The government has announced a rise in National Insurance contributions (NICs) for the self-employed.
This is despite the Conservatives manifesto pledge for the 2015 general election not to raise income tax or NICs for five years.
Here is a look at the plans and some of the arguments levied for and against them.
- What is happening?
From April 2018, the main rate of Class 4 National Insurance Contributions apply to the self-employed will increase from 9% to 10% and to 11% in April 2019.
Class 2 NICs - a flat-rate charge on the self-employed - will also be abolished from April 2018.
The tax-free dividend allowance will be reduced from £5,000 to £2,000 from April 2018.
- Why is it happening?
The Government says the abolition of Class 2 NICs announced in 2016 and due to take effect in 2018 would increase the differential between the NI rate paid by employees and those paid by the self-employed.
It argues that raising the Class 4 rate of NICs reflects more equal pension entitlements, with the introduction of a new flat-rate state pension last year.
Speaking to ITV News, Chancellor Philip Hammond defended the plans arguing that it makes the system more "fair".
"We have to have a tax system that is fair, and it's right that we ask people to contribute appropriately for the benefits that they're receiving from the state - access to the National Health Service, access to state pensions - available now on the same basis as the employed."
"And they have to be prepared to pay a little more," he added.
- How much will it raise?
The Government also said the increase will raise £145m for public services by 2012-22.
- What are some of the arguments against the plans?
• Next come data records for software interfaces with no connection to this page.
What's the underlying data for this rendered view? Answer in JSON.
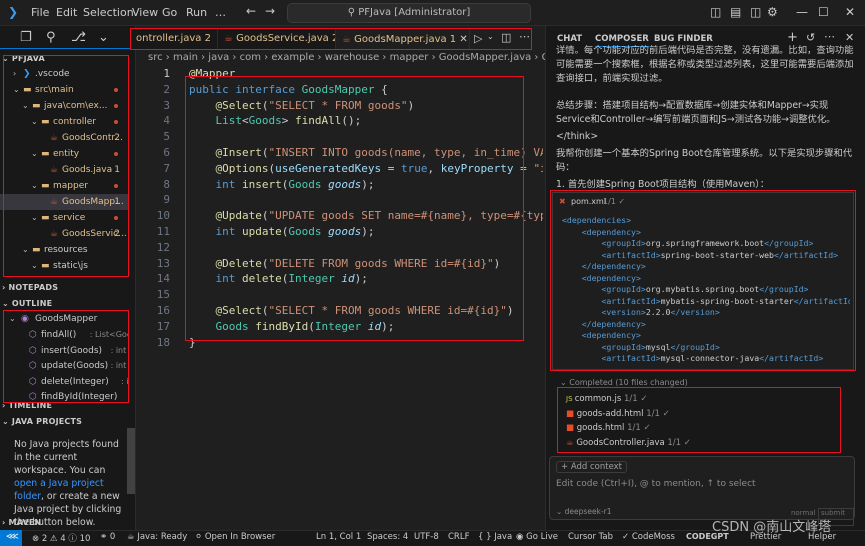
{
  "titlebar": {
    "menus": [
      "File",
      "Edit",
      "Selection",
      "View",
      "Go",
      "Run",
      "…"
    ],
    "search": "PFJava [Administrator]"
  },
  "sidebar": {
    "project": "PFJAVA",
    "tree": [
      {
        "label": ".vscode",
        "kind": "vscode",
        "indent": 1
      },
      {
        "label": "src\\main",
        "kind": "folder",
        "indent": 1,
        "dot": true
      },
      {
        "label": "java\\com\\ex...",
        "kind": "folder",
        "indent": 2,
        "dot": true
      },
      {
        "label": "controller",
        "kind": "folder",
        "indent": 3,
        "dot": true
      },
      {
        "label": "GoodsContr...",
        "kind": "java",
        "indent": 4,
        "badge": "2"
      },
      {
        "label": "entity",
        "kind": "folder",
        "indent": 3,
        "dot": true
      },
      {
        "label": "Goods.java",
        "kind": "java",
        "indent": 4,
        "badge": "1"
      },
      {
        "label": "mapper",
        "kind": "folder",
        "indent": 3,
        "dot": true
      },
      {
        "label": "GoodsMapp...",
        "kind": "java",
        "indent": 4,
        "badge": "1",
        "selected": true
      },
      {
        "label": "service",
        "kind": "folder",
        "indent": 3,
        "dot": true
      },
      {
        "label": "GoodsServic...",
        "kind": "java",
        "indent": 4,
        "badge": "2"
      },
      {
        "label": "resources",
        "kind": "folder",
        "indent": 2
      },
      {
        "label": "static\\js",
        "kind": "folder",
        "indent": 3
      }
    ],
    "notepads": "NOTEPADS",
    "outline": "OUTLINE",
    "outline_root": "GoodsMapper",
    "outline_items": [
      {
        "name": "findAll()",
        "sig": ": List<Goods>"
      },
      {
        "name": "insert(Goods)",
        "sig": ": int"
      },
      {
        "name": "update(Goods)",
        "sig": ": int"
      },
      {
        "name": "delete(Integer)",
        "sig": ": int"
      },
      {
        "name": "findById(Integer)",
        "sig": ""
      }
    ],
    "timeline": "TIMELINE",
    "java_projects": "JAVA PROJECTS",
    "msg_1": "No Java projects found in the current workspace. You can",
    "msg_link1": "open a Java project folder",
    "msg_2": ", or create a new Java project by clicking the button below.",
    "maven": "MAVEN"
  },
  "editor": {
    "tabs": [
      {
        "label": "ontroller.java",
        "badge": "2"
      },
      {
        "label": "GoodsService.java",
        "badge": "2"
      },
      {
        "label": "GoodsMapper.java",
        "badge": "1",
        "active": true
      }
    ],
    "breadcrumb": "src › main › java › com › example › warehouse › mapper › GoodsMapper.java › Good",
    "lines": [
      "@Mapper",
      "public interface GoodsMapper {",
      "    @Select(\"SELECT * FROM goods\")",
      "    List<Goods> findAll();",
      "",
      "    @Insert(\"INSERT INTO goods(name, type, in_time) VAL",
      "    @Options(useGeneratedKeys = true, keyProperty = \"id",
      "    int insert(Goods goods);",
      "",
      "    @Update(\"UPDATE goods SET name=#{name}, type=#{type",
      "    int update(Goods goods);",
      "",
      "    @Delete(\"DELETE FROM goods WHERE id=#{id}\")",
      "    int delete(Integer id);",
      "",
      "    @Select(\"SELECT * FROM goods WHERE id=#{id}\")",
      "    Goods findById(Integer id);",
      "}"
    ]
  },
  "chat": {
    "tabs": [
      "CHAT",
      "COMPOSER",
      "BUG FINDER"
    ],
    "p1": "详情。每个功能对应的前后端代码是否完整，没有遗漏。比如，查询功能可能需要一个搜索框，根据名称或类型过滤列表，这里可能需要后端添加查询接口，前端实现过滤。",
    "p2": "总结步骤：搭建项目结构→配置数据库→创建实体和Mapper→实现Service和Controller→编写前端页面和JS→测试各功能→调整优化。",
    "think_end": "</think>",
    "p3": "我帮你创建一个基本的Spring Boot仓库管理系统。以下是实现步骤和代码：",
    "step1": "1. 首先创建Spring Boot项目结构（使用Maven）：",
    "xml_file": "pom.xml",
    "xml_count": "1/1 ✓",
    "xml_lines": [
      "<dependencies>",
      "    <dependency>",
      "        <groupId>org.springframework.boot</groupId>",
      "        <artifactId>spring-boot-starter-web</artifactId>",
      "    </dependency>",
      "    <dependency>",
      "        <groupId>org.mybatis.spring.boot</groupId>",
      "        <artifactId>mybatis-spring-boot-starter</artifactId>",
      "        <version>2.2.0</version>",
      "    </dependency>",
      "    <dependency>",
      "        <groupId>mysql</groupId>",
      "        <artifactId>mysql-connector-java</artifactId>"
    ],
    "completed": "Completed (10 files changed)",
    "files": [
      {
        "name": "common.js",
        "count": "1/1 ✓",
        "kind": "js"
      },
      {
        "name": "goods-add.html",
        "count": "1/1 ✓",
        "kind": "html"
      },
      {
        "name": "goods.html",
        "count": "1/1 ✓",
        "kind": "html"
      },
      {
        "name": "GoodsController.java",
        "count": "1/1 ✓",
        "kind": "java"
      }
    ],
    "add_context": "+ Add context",
    "input_placeholder": "Edit code (Ctrl+I), @ to mention, ↑ to select",
    "model": "deepseek-r1",
    "mode": "normal",
    "submit": "submit ↵"
  },
  "statusbar": {
    "problems": "⊗ 2 ⚠ 4 ⓘ 10",
    "ports": "⚭ 0",
    "java": "Java: Ready",
    "browser": "Open In Browser",
    "position": "Ln 1, Col 1",
    "spaces": "Spaces: 4",
    "encoding": "UTF-8",
    "eol": "CRLF",
    "lang": "{ } Java",
    "golive": "Go Live",
    "cursortab": "Cursor Tab",
    "codemoss": "CodeMoss",
    "codegpt": "CODEGPT",
    "prettier": "Prettier",
    "helper": "Helper"
  },
  "watermark": "CSDN @南山文峰塔"
}
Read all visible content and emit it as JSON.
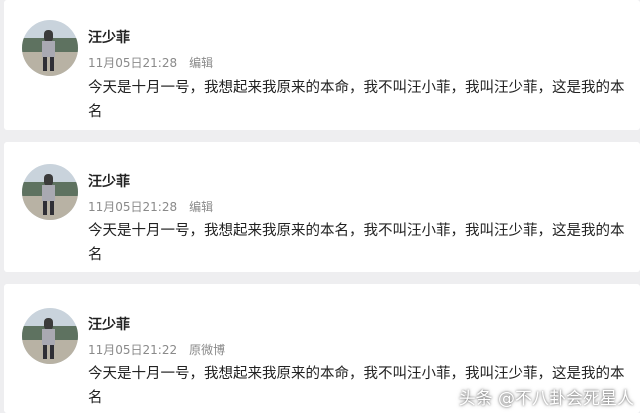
{
  "posts": [
    {
      "author": "汪少菲",
      "time": "11月05日21:28",
      "action": "编辑",
      "text": "今天是十月一号，我想起来我原来的本命，我不叫汪小菲，我叫汪少菲，这是我的本名"
    },
    {
      "author": "汪少菲",
      "time": "11月05日21:28",
      "action": "编辑",
      "text": "今天是十月一号，我想起来我原来的本名，我不叫汪小菲，我叫汪少菲，这是我的本名"
    },
    {
      "author": "汪少菲",
      "time": "11月05日21:22",
      "action": "原微博",
      "text": "今天是十月一号，我想起来我原来的本命，我不叫汪小菲，我叫汪少菲，这是我的本名"
    }
  ],
  "watermark": "头条 @不八卦会死星人"
}
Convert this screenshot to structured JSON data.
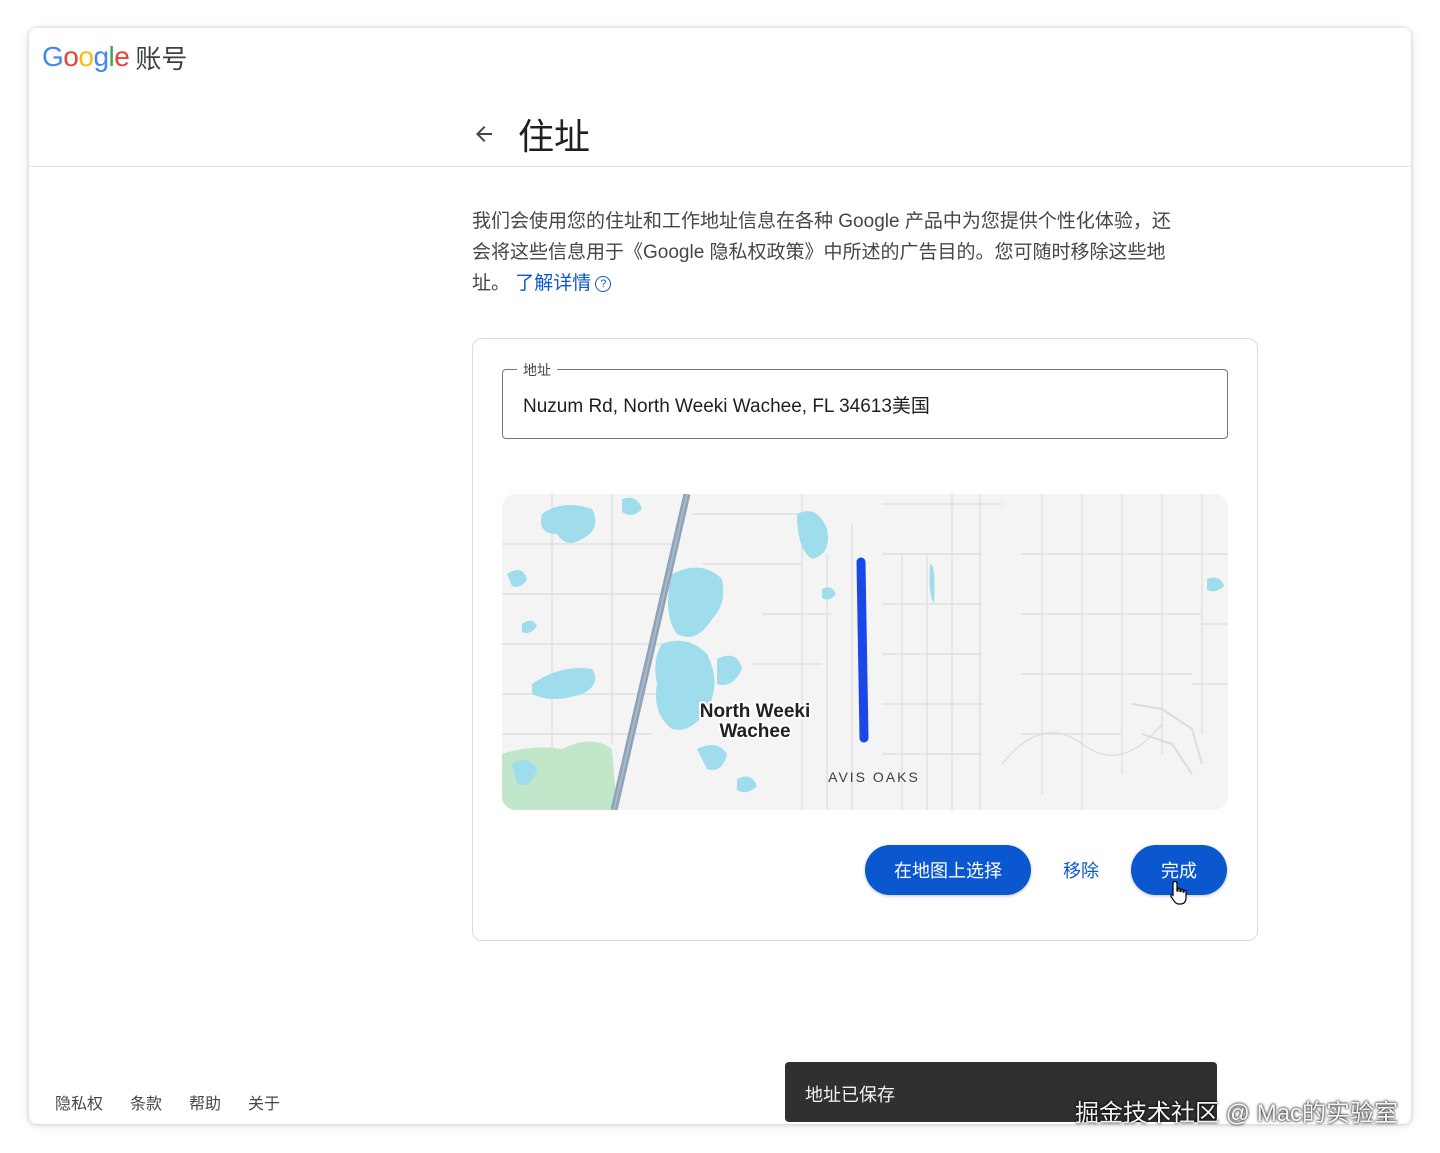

The Government insists that overall the average loss to the self-employed will amount to only 60p a week and those earning less than £16,250 will still see a reduction in their bills.
But some critics have condemned the move and called for a "re-think".
It has been argued that self-employed people are not on an equal footing with employees. For example, employees get the benefit of an employer paying into their workplace pension, through automatic enrolment.
There are also disparities with parental benefits between employees and the self-employed.
The Federation of Small Businesses have said it amounts to a "£1 billion tax hike on those who set themselves up in business".
"Future growth of the UK’s 4.8 million-strong self-employed population is now at risk," chairman Mike Cherry said.
- Arguments in support of the move
The Institute for Fiscal Studies have said the NI changes could help fix a "complex" and "unfair" tax system.
IFS director Paul Johnson said any self-employed worker earning under £15,570 a year would be left better off by the changes, while the maximum loss of £589 a year would only affect those with profits of more than £45,000.
David Robbins, a senior consultant at risk management firm Willis Towers Watson, said: "Previously, self-employed people paid a lower rate of NICs than employees but only accrued rights to the basic state pension and not the additional state pension.
"From April 2016, they have continued to pay less NICs while building up exactly the same pension entitlements. There were always warnings that this would not be sustainable."